(Pocket-lint) - PICStick (Parents In Control Stick) is a USB stick that contains access software to control a whole range of features on your PC and the Internet. You simply insert the USB stick, install the software, set-up the access permissions and that is about it. The USB stick then acts as a physical key – if you remove the stick, it defaults to lockdown, restricting just about everything on your PC.

So far so good, but what does the PICStick control? The main defined areas are: Internet, Application, Chat/Privacy, Print and Email. Each of these under their own tab allows customisation so you can allow or exclude pretty much anything. Once you have finished this process, you effectively have an access scheme for your child. Simple huh?

Not quite.

In reality, whilst trying to block access to a number of naughty websites, we experienced numerous crashes as different applications were stopped in their tracks, resulting in our browser freezing. It took time to establish a working scheme – something that needs a high degree of testing to ensure that the Internet is still a functional environment, if you are going to allow internet access.

For example, whilst trying to access the website for a television programme aimed at toddlers, which is mostly free from drugs, gambling, games, pornography, profanity, racism, “social”, and violence – which are the categories of website nastiness covered here – various applications involved with the navigation were blocked, until eventually our browser decided to give up.

In contrast, we were able to access material that fell into many of the above categories through a simple process, which seems a significant flaw in the system, which we won’t reveal here for obvious reasons.

Moving over to Chat/Privacy, this section is designed to monitor chat sessions using various messenger programs, and gives the parents the option of blocking defined terms, such as school names, phone numbers and so on. Unfortunately PICStick seemed unaware of one of our chat programs. You could block the entire application so this is perhaps not an issue; certainly, there is room for expansion in the software. In the chat “logs” you can find transcripts of entire conversations and who they were with.
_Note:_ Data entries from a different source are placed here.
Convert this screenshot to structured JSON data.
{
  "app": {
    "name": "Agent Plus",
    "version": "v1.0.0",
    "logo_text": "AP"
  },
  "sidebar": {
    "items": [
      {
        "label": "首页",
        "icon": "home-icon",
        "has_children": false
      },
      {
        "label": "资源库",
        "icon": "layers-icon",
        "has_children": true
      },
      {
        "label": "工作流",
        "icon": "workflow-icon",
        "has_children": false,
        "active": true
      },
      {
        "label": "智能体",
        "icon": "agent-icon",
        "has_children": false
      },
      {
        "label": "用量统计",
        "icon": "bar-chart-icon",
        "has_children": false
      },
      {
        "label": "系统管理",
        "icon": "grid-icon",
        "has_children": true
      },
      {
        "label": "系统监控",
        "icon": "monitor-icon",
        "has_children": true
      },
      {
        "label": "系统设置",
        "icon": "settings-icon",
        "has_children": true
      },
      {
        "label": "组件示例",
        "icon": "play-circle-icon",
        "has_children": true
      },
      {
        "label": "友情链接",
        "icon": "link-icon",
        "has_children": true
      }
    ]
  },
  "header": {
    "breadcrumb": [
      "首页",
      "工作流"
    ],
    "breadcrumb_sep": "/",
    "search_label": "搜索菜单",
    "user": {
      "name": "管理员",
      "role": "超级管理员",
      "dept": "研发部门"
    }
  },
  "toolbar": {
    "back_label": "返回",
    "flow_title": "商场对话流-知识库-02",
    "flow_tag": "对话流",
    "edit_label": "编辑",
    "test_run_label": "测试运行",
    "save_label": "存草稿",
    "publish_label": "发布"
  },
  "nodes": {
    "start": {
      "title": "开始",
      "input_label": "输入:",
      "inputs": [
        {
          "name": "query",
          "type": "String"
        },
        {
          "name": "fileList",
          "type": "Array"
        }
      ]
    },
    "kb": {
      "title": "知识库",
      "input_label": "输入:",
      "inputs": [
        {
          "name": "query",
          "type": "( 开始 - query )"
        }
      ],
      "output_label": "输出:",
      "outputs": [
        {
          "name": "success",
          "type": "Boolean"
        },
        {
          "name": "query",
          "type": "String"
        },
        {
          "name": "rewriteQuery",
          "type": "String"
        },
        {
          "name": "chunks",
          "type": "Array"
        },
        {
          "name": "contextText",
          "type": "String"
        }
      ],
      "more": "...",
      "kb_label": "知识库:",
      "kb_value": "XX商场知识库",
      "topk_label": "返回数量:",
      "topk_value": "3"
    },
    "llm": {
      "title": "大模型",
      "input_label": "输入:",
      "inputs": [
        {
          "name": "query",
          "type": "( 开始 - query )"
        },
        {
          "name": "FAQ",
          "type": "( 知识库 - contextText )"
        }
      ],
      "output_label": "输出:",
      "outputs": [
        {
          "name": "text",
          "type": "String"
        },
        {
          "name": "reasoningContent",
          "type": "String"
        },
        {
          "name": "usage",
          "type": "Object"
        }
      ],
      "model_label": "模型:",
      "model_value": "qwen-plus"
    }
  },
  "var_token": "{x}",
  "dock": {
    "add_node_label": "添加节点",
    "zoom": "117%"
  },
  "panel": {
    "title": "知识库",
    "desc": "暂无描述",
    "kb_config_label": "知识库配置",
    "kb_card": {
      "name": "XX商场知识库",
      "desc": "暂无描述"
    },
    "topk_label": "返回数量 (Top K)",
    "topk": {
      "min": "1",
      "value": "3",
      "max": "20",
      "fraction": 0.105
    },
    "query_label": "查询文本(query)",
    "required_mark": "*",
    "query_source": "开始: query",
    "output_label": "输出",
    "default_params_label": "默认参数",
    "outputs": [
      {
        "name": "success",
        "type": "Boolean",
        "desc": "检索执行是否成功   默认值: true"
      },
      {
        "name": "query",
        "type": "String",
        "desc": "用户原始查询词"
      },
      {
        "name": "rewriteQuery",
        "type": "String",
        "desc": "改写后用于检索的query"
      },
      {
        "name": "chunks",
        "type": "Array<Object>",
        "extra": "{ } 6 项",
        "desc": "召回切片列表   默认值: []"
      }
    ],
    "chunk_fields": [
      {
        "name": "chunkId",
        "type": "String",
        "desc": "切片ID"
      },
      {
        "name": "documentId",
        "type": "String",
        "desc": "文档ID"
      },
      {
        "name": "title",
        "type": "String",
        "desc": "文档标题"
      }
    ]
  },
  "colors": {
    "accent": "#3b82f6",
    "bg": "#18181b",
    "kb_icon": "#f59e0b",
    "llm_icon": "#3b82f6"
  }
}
Going a stage further, it will provide a screenshot under the Violations tab when one of your defined rules is broken, which is quite frankly scary.

Dealing with applications is the area where PICStick needs more consideration. It took a long time to unpick things so that navigation was a happy experience. If you want to block the entire online environment, fine, but otherwise it will take you a long time to reach a working arrangement.


If you want to take an approach like this to controlling your child’s computer use, you need to think of the implications in a wider context and decide how far to go. Do you really want to read all your child’s message conversations? Will you also tapping the phone and bugging their bedroom? It is worth considering that in the worst possible case scenario, PICStick could provide the evidence of what transpired online and allow timely action to protect the child physically or emotionally.

Parents should see PICStick as a tool, not a complete solution and if they choose to use it, take plenty of time to test and retest the settings.

Certainly as a hardware and software approach, PICStick is a great concept, but the software needs to make it simpler for PCs to run normally.

Writing by Chris Hall.